This is the third in a series of blogs featuring speakers from the Health Disparities Symposium at the New York University School of Medicine, held in October 2016.
Many transgender patients suffer discrimination at the hands of medical providers, despite the fact that gender variance is not new.
When transgender patients suffer discrimination from medical providers, how does this impact their health—and how can the medical establishment’s treatment of trans patients be changed? Prejudice toward and ignorance of transgender and non-gender nonconforming individuals has had a direct impact on their health, said Health Disparities Symposium speaker Aron Janssen, MD, clinical assistant professor in the Department of Child & Adolescent Psychiatry at NYU School of Medicine.
Focusing in particular on the medical establishment, Dr. Janssen said that one in four patients have been kicked out of a doctor’s office when they expressed interest in gender transition, and 50 percent of transgender patients have had to teach providers about their own care. Trans health is almost never a part of medical school education, and the lack of data collected on this population is “horrific,” said Dr. Janssen, even though the number of trans people in this country is the same as the number of redheads and people with type 1 diabetes.

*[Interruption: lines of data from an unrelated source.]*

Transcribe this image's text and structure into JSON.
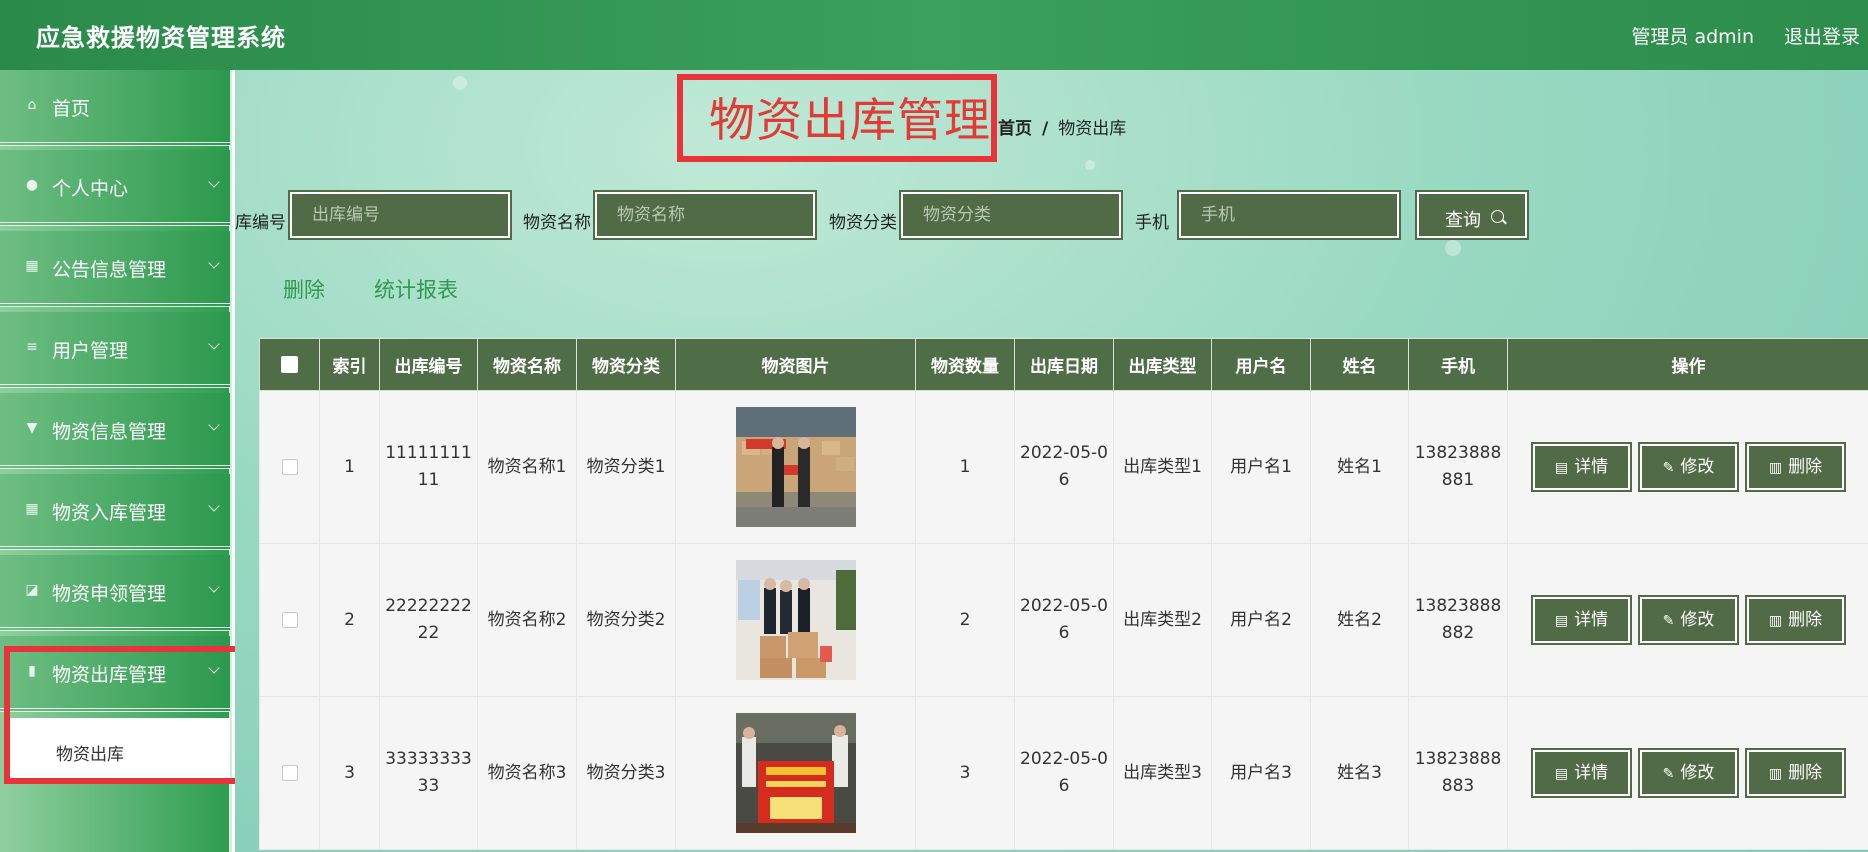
{
  "header": {
    "app_title": "应急救援物资管理系统",
    "admin_label": "管理员 admin",
    "logout_label": "退出登录"
  },
  "sidebar": {
    "items": [
      {
        "label": "首页",
        "icon": "home-icon",
        "has_arrow": false
      },
      {
        "label": "个人中心",
        "icon": "user-icon",
        "has_arrow": true
      },
      {
        "label": "公告信息管理",
        "icon": "grid-icon",
        "has_arrow": true
      },
      {
        "label": "用户管理",
        "icon": "list-icon",
        "has_arrow": true
      },
      {
        "label": "物资信息管理",
        "icon": "brush-icon",
        "has_arrow": true
      },
      {
        "label": "物资入库管理",
        "icon": "grid-icon",
        "has_arrow": true
      },
      {
        "label": "物资申领管理",
        "icon": "chart-icon",
        "has_arrow": true
      },
      {
        "label": "物资出库管理",
        "icon": "bars-icon",
        "has_arrow": true
      }
    ],
    "subitem_label": "物资出库"
  },
  "main": {
    "page_title": "物资出库管理",
    "breadcrumb": {
      "home": "首页",
      "separator": "/",
      "current": "物资出库"
    },
    "search": {
      "fields": [
        {
          "label": "出库编号",
          "placeholder": "出库编号"
        },
        {
          "label": "物资名称",
          "placeholder": "物资名称"
        },
        {
          "label": "物资分类",
          "placeholder": "物资分类"
        },
        {
          "label": "手机",
          "placeholder": "手机"
        }
      ],
      "query_label": "查询"
    },
    "actions": {
      "delete_label": "删除",
      "report_label": "统计报表"
    },
    "table": {
      "columns": [
        "索引",
        "出库编号",
        "物资名称",
        "物资分类",
        "物资图片",
        "物资数量",
        "出库日期",
        "出库类型",
        "用户名",
        "姓名",
        "手机",
        "操作"
      ],
      "rows": [
        {
          "index": "1",
          "code": "1111111111",
          "name": "物资名称1",
          "category": "物资分类1",
          "qty": "1",
          "date": "2022-05-06",
          "type": "出库类型1",
          "username": "用户名1",
          "realname": "姓名1",
          "phone": "13823888881"
        },
        {
          "index": "2",
          "code": "2222222222",
          "name": "物资名称2",
          "category": "物资分类2",
          "qty": "2",
          "date": "2022-05-06",
          "type": "出库类型2",
          "username": "用户名2",
          "realname": "姓名2",
          "phone": "13823888882"
        },
        {
          "index": "3",
          "code": "3333333333",
          "name": "物资名称3",
          "category": "物资分类3",
          "qty": "3",
          "date": "2022-05-06",
          "type": "出库类型3",
          "username": "用户名3",
          "realname": "姓名3",
          "phone": "13823888883"
        }
      ],
      "row_buttons": {
        "detail": "详情",
        "edit": "修改",
        "delete": "删除"
      }
    }
  },
  "colors": {
    "header_green": "#2f9a4f",
    "table_header": "#4f6d47",
    "button_bg": "#516b47",
    "title_red": "#e23b35",
    "link_green": "#2f9a4d"
  }
}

“When people talk about gender identity, people can dismiss it as this kind of Bay-Area identity politics concept…[that] ‘everybody’s a different gender now’…[and] this is a new cultural shift that people are creating out of nowhere,” he explained. In fact, gender variance is not new. Although society perceives gender as binary, the reality is that one’s gender identity is a complex synthesis of birth sex, gender role, and sexual orientation that researchers like Dr. Janssen are still trying to understand.

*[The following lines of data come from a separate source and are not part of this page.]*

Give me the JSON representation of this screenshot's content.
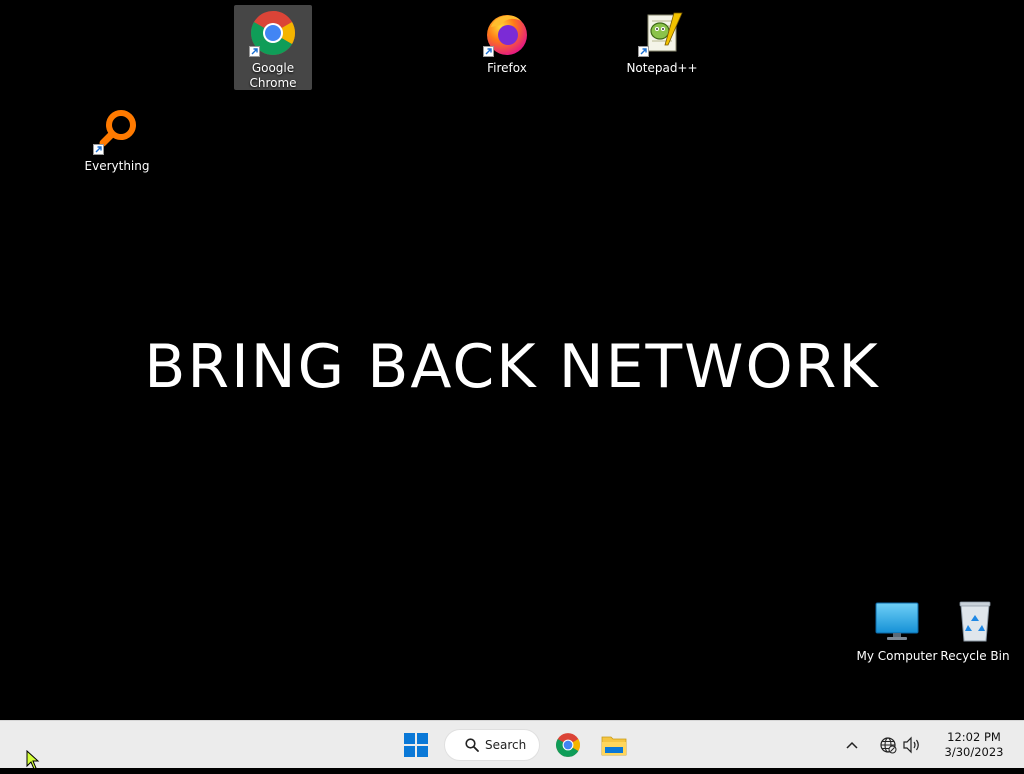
{
  "desktop": {
    "wallpaper_text": "BRING BACK NETWORK",
    "icons": [
      {
        "label": "Google Chrome",
        "icon": "chrome-icon",
        "selected": true
      },
      {
        "label": "Firefox",
        "icon": "firefox-icon",
        "selected": false
      },
      {
        "label": "Notepad++",
        "icon": "notepad-plus-plus-icon",
        "selected": false
      },
      {
        "label": "Everything",
        "icon": "everything-search-icon",
        "selected": false
      },
      {
        "label": "My Computer",
        "icon": "my-computer-icon",
        "selected": false
      },
      {
        "label": "Recycle Bin",
        "icon": "recycle-bin-icon",
        "selected": false
      }
    ]
  },
  "taskbar": {
    "start_icon": "windows-start-icon",
    "search_label": "Search",
    "apps": [
      "chrome-icon",
      "file-explorer-icon"
    ],
    "tray": {
      "chevron_icon": "show-hidden-icons-chevron",
      "network_icon": "network-globe-icon",
      "volume_icon": "volume-icon",
      "time": "12:02 PM",
      "date": "3/30/2023"
    }
  },
  "colors": {
    "desktop_bg": "#000000",
    "taskbar_bg": "#ececec",
    "windows_blue": "#0a78d7",
    "folder_yellow": "#f5c542"
  }
}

In his practice, Dr. Janssen’s top priority is to give his trans patients the support they need, in order to prevent mental health problems that come from being marginalized. The transgender population has a 40% suicide attempt rate, said Dr. Janssen. “You wonder, as you look at these rates of suicide… What is the cost of internalizing this judgment? What is the cost of feeling like you have to hide this aspect of yourself?” he asked. “The number one factor that comes out in every single study and predicts good or bad outcomes for transgender folks is the support and acceptance of family. This, by far, is what I’m thinking about when I treat transgender children. I need to help families to love and accept their child regardless of what their gender is ultimately.”

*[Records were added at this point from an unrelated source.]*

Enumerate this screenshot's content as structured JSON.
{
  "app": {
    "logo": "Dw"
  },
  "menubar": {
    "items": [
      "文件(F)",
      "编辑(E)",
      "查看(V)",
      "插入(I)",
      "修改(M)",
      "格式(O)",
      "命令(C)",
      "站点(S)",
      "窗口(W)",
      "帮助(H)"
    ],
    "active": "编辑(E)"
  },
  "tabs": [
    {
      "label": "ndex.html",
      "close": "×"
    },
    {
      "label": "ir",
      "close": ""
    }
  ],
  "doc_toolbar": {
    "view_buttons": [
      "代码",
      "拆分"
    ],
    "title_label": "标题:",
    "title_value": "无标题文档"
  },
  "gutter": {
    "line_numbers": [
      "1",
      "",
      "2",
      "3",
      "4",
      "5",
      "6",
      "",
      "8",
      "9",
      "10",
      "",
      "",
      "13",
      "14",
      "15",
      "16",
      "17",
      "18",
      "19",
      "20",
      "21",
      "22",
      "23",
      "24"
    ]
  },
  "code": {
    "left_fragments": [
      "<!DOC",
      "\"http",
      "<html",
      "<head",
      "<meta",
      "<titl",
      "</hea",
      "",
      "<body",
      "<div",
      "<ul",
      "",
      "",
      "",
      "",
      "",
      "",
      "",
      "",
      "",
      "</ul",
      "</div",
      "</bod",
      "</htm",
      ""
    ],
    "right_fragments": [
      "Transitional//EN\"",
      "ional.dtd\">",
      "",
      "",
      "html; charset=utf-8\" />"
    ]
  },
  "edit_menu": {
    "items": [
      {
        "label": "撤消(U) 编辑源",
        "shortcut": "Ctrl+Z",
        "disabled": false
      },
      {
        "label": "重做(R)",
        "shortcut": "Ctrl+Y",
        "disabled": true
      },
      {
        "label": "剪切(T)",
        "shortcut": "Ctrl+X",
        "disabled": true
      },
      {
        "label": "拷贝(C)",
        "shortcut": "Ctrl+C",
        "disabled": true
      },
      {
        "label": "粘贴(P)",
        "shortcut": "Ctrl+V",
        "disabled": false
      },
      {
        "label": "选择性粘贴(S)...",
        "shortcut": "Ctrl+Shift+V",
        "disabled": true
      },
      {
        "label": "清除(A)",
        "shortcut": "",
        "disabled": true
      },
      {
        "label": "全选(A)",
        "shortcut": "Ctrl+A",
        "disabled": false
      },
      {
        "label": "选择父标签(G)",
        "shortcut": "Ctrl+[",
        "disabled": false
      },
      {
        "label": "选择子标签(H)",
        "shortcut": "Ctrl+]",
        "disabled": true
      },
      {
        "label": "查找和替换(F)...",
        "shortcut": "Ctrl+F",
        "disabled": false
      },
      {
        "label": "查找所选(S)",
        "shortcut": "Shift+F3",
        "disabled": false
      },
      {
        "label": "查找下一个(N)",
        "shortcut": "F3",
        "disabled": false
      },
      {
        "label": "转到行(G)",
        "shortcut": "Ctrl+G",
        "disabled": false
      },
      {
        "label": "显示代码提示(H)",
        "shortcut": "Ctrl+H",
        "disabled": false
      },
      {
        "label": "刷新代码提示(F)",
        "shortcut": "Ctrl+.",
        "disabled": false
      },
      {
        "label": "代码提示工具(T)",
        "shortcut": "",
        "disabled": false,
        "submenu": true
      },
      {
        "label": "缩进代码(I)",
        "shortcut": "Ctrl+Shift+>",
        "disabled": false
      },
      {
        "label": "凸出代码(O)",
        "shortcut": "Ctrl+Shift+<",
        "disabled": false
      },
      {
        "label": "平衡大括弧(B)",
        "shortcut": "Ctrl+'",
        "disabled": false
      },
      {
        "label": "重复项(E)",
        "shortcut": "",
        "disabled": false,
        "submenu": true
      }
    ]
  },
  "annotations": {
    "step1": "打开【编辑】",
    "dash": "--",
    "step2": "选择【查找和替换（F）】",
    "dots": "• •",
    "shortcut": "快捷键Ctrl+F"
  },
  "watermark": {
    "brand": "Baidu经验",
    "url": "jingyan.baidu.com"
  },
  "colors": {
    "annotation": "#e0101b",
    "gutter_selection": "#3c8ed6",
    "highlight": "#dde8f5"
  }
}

More than 200 attendees gathered at the Health Disparities Symposium at NYU School of Medicine in October 2016 to explore the ways in which discrimination based on race, ethnicity, and sexual orientation and gender identity has a direct impact on chronic disease and mental health. Sponsored by the Department of Population Health, the Office of Diversity Affairs, and the NYU-Health + Hospitals Clinical and Translational Science Institute, the symposium gave special attention to the broad range of health disparities research and action taking place across the School of Medicine, NYC Health + Hospitals, and New York City and the ways these health issues are being addressed in New York City. Read more about the Symposium here.
*Unless authored by IAPHS Staff, posts reflect views of individual authors, not those of IAPHS.
About the Coauthor: Patricia Dempsey